Kathy Fagan

When I came out in the 90s, having entered a committed relationship with a woman that would last until she left me sixteen years later, it was still possible for a woman to be ostracized for her sexuality in my community. I am first-generation college from a working-class Catholic family; against most odds, I hold an academic position at a public institution in the Midwest. At the time I came out, AIDS continued to alter and/or end the lives of my gay male friends and mentors. I was no longer married to a man, no longer young, not a mother; where I fit in was not immediately apparent. Then again, not fitting in was a condition familiar to me. It was, in fact, my native state. When I was in school I was called Freckle-Face Faggot Fagan. At first I wondered why anyone would compare me, a sturdy little girl (with a dictionary), to a bundle of sticks. When I came to understand the idiomatic meaning of the expression, I was less puzzled: of course I was “different,” of course I was “queer.”
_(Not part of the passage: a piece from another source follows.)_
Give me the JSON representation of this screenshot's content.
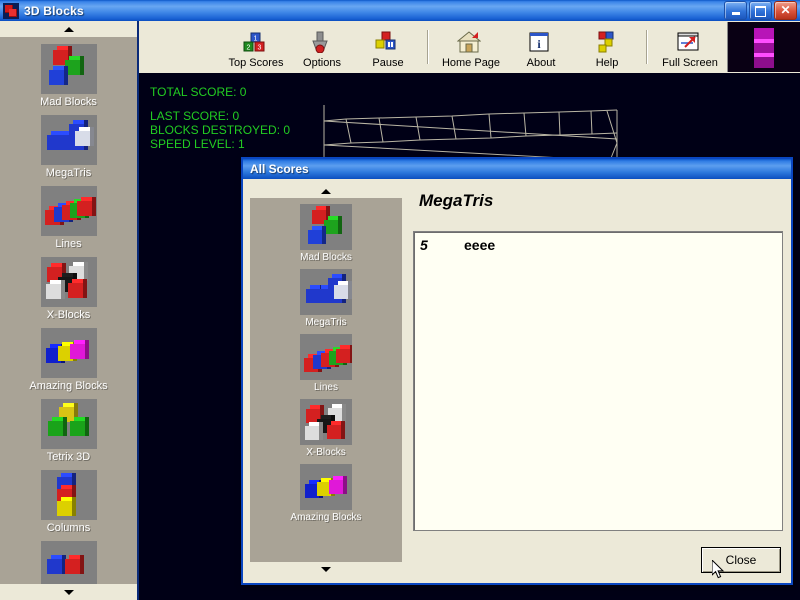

These were feelings, not thoughts, and though I had plenty of both as a child, I was neither able nor encouraged by the adults in my life to articulate them. To this day, I am uncomfortable when speaking, especially if I’m speaking about myself. The indirect, figurative, imagistic elements of poetry, therefore, became my primary way of interpreting my experiences in the world. I don’t know, to this day, whether inherent queerness made me a poet, or if it was inherent poetness that made me queer, but behind both are, I see now, a powerful identification with the non-mainstream and a natural feminism made infinitely stronger by virtue of having once been in love with a woman. I have since learned to respect my reticence, to understand that its impulse is not to withhold, keep secret, or obfuscate, but to perceive sensitively and incorruptibly, and it has become easier to turn that respect outward, to honor others’ vulnerabilities and preferences.
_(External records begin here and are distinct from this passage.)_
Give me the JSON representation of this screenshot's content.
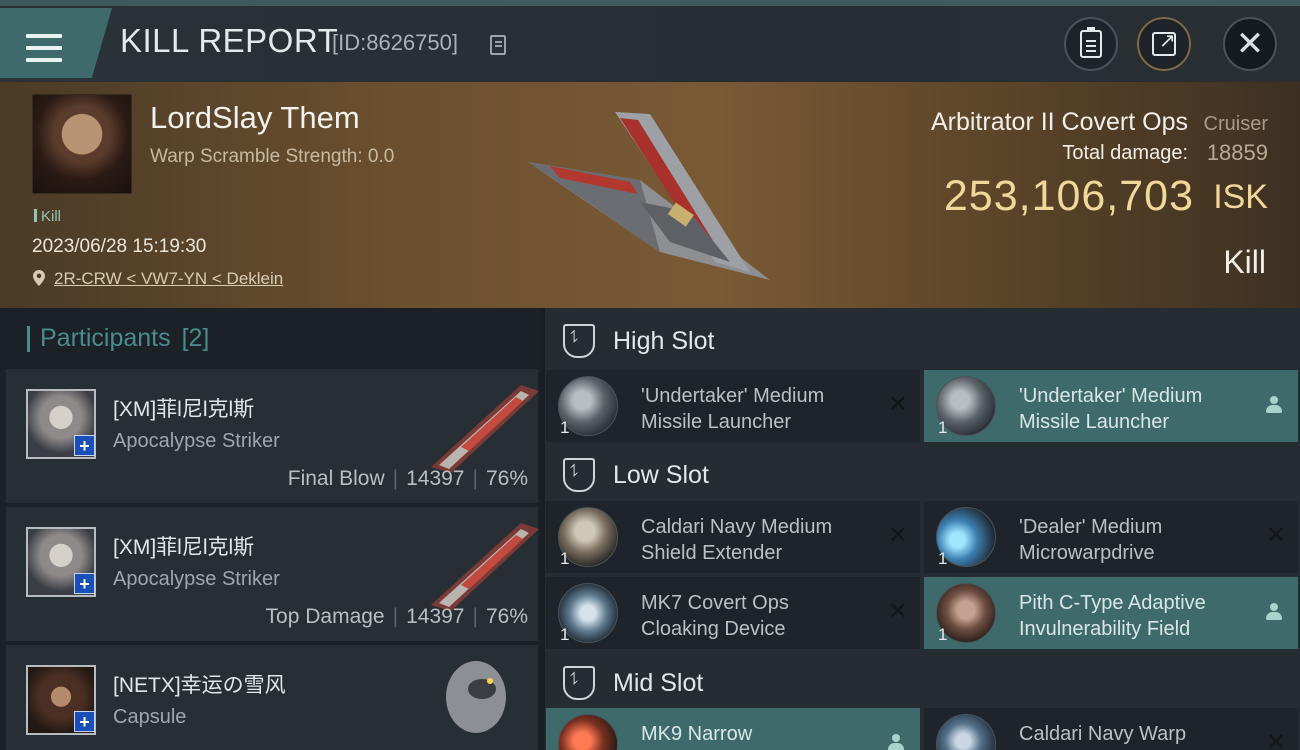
{
  "header": {
    "title": "KILL REPORT",
    "report_id": "[ID:8626750]",
    "icons": [
      "menu-icon",
      "copy-icon",
      "clipboard-icon",
      "share-icon",
      "close-icon"
    ]
  },
  "victim": {
    "pilot_name": "LordSlay Them",
    "warp_scramble": "Warp Scramble Strength: 0.0",
    "kill_tag": "Kill",
    "timestamp": "2023/06/28 15:19:30",
    "location": "2R-CRW < VW7-YN < Deklein",
    "ship_name": "Arbitrator II Covert Ops",
    "ship_class": "Cruiser",
    "total_damage_label": "Total damage:",
    "total_damage": "18859",
    "isk_value": "253,106,703",
    "isk_unit": "ISK",
    "result": "Kill"
  },
  "participants": {
    "label": "Participants",
    "count": "[2]",
    "rows": [
      {
        "name": "[XM]菲l尼l克l斯",
        "ship": "Apocalypse Striker",
        "role": "Final Blow",
        "damage": "14397",
        "percent": "76%"
      },
      {
        "name": "[XM]菲l尼l克l斯",
        "ship": "Apocalypse Striker",
        "role": "Top Damage",
        "damage": "14397",
        "percent": "76%"
      },
      {
        "name": "[NETX]幸运の雪风",
        "ship": "Capsule"
      }
    ]
  },
  "slots": {
    "high": {
      "title": "High Slot",
      "modules": [
        {
          "line1": "'Undertaker' Medium",
          "line2": "Missile Launcher",
          "qty": "1",
          "status": "destroyed"
        },
        {
          "line1": "'Undertaker' Medium",
          "line2": "Missile Launcher",
          "qty": "1",
          "status": "dropped"
        }
      ]
    },
    "low": {
      "title": "Low Slot",
      "modules": [
        {
          "line1": "Caldari Navy Medium",
          "line2": "Shield Extender",
          "qty": "1",
          "status": "destroyed"
        },
        {
          "line1": "'Dealer' Medium",
          "line2": "Microwarpdrive",
          "qty": "1",
          "status": "destroyed"
        },
        {
          "line1": "MK7 Covert Ops",
          "line2": "Cloaking Device",
          "qty": "1",
          "status": "destroyed"
        },
        {
          "line1": "Pith C-Type Adaptive",
          "line2": "Invulnerability Field",
          "qty": "1",
          "status": "dropped"
        }
      ]
    },
    "mid": {
      "title": "Mid Slot",
      "modules": [
        {
          "line1": "MK9 Narrow",
          "status": "dropped"
        },
        {
          "line1": "Caldari Navy Warp",
          "status": "destroyed"
        }
      ]
    }
  },
  "colors": {
    "accent_teal": "#3e6a6b",
    "isk_gold": "#f0d79a",
    "participants_teal": "#4a8c8c",
    "plus_blue": "#1a4fb8"
  }
}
I am fortunate to be in a monogamous, warm and loving, albeit straight, marriage now. I’ve been called a “hasbian,” which is funny, but also rightly suggestive of failure, so heartbreaking to me. While it is easy to pass as straight—both because I’m married to a cisgender straight man and because I’m a cisgender woman over 50 (which means, in our culture, sexually invisible)—I do not feel un-queer, nor would I ever wish to. I believe my queerness, half the result of wound, half the result of nature, affects every choice I make, especially in my art, my politics, and my teaching. I believe the spectrum of sexuality I’ve experienced is specific to some men, women, and non-binary people who may possess—or develop, out of necessity—above average psychological range and emotional capaciousness. I believe my queerness has encouraged me to fall in love with individuals instead of genders, has challenged me to remain open to difference and alert to injustice, and has led my poems toward the experiment and complexity I hold dear.



The Maid of Orleans
With my poems decamped and all the words behind me,
I ride bleary-eyed where poppies once grew—
a paper cut through green fields—to the city gate
where she meets me, this girl-saint, so hot
in her armor you could press a shirt with her.
I know her by the smoke exiting her bullet holes
and because she is snapping her gum. She chews it
for the dry mouth, she says. She lets me try on
her back-up armor, she shows me the town shutters,
crescent moons carved out and stars carved out,
timbers painted blue and orange, the doors
and the windows, everything with its entrance or exit
for light and air and blood to pour through.
We eat cherries for lunch because they look so cool.
She can use the fluids, she says. Flesh clings to the stones
no matter how hard we suck. Some things are happiest
attached, she says. What else will you measure yourself by?
The cherries are red like the blown poppies, only two shades
redder, more blue-red than orange-red, and therefore, hotter—
I’m told by those who know color and those who know
fire—than all the red-stop poppies in poppydom.


Firefly Cento


With what eyes
will you speak to me now,
O dream star?
You who ran into the fire
without a language for it,
the country, they say, where no one can live.
Not to speak swaggeringly in the world,
but you can pluck out your eyes,
bowls full of fire—
the light will still be inside.


Art Brut


To be a whacher is not a choice.
—Anne Carson, on Emily Brontë
Winding yarn around it Spiders taught me
Girls I give ram horns penises wings to They need protecting
being small & alone When you are small when you are alone all the time &
you want to speak but When speaking makes it less more wrong
you draw what she tells you paisley minaret You color the
curves & the codes how she shows you & from the pieces piece the
walls in crosshatch faces voices floating up We
were not meant to We were meant not to Chip
chip chip of the birds like my pacing that year
Mouth shut hunger gilded like an egg I was hoarder of
air rococo of  cart wheels & spokes one needle spinning
into loop line straight line curved  boat’s keel
sky’s bowl & thread slack or taut of blue-gray-green depending
depending on  Oh little boats do dance in the whether
rattle in their slips like spoons to a glass the toast called
by those who are dead not dead to me now saying Here
put in my hands our wound-stitched shadow the color
my eyes were when no one was watching but you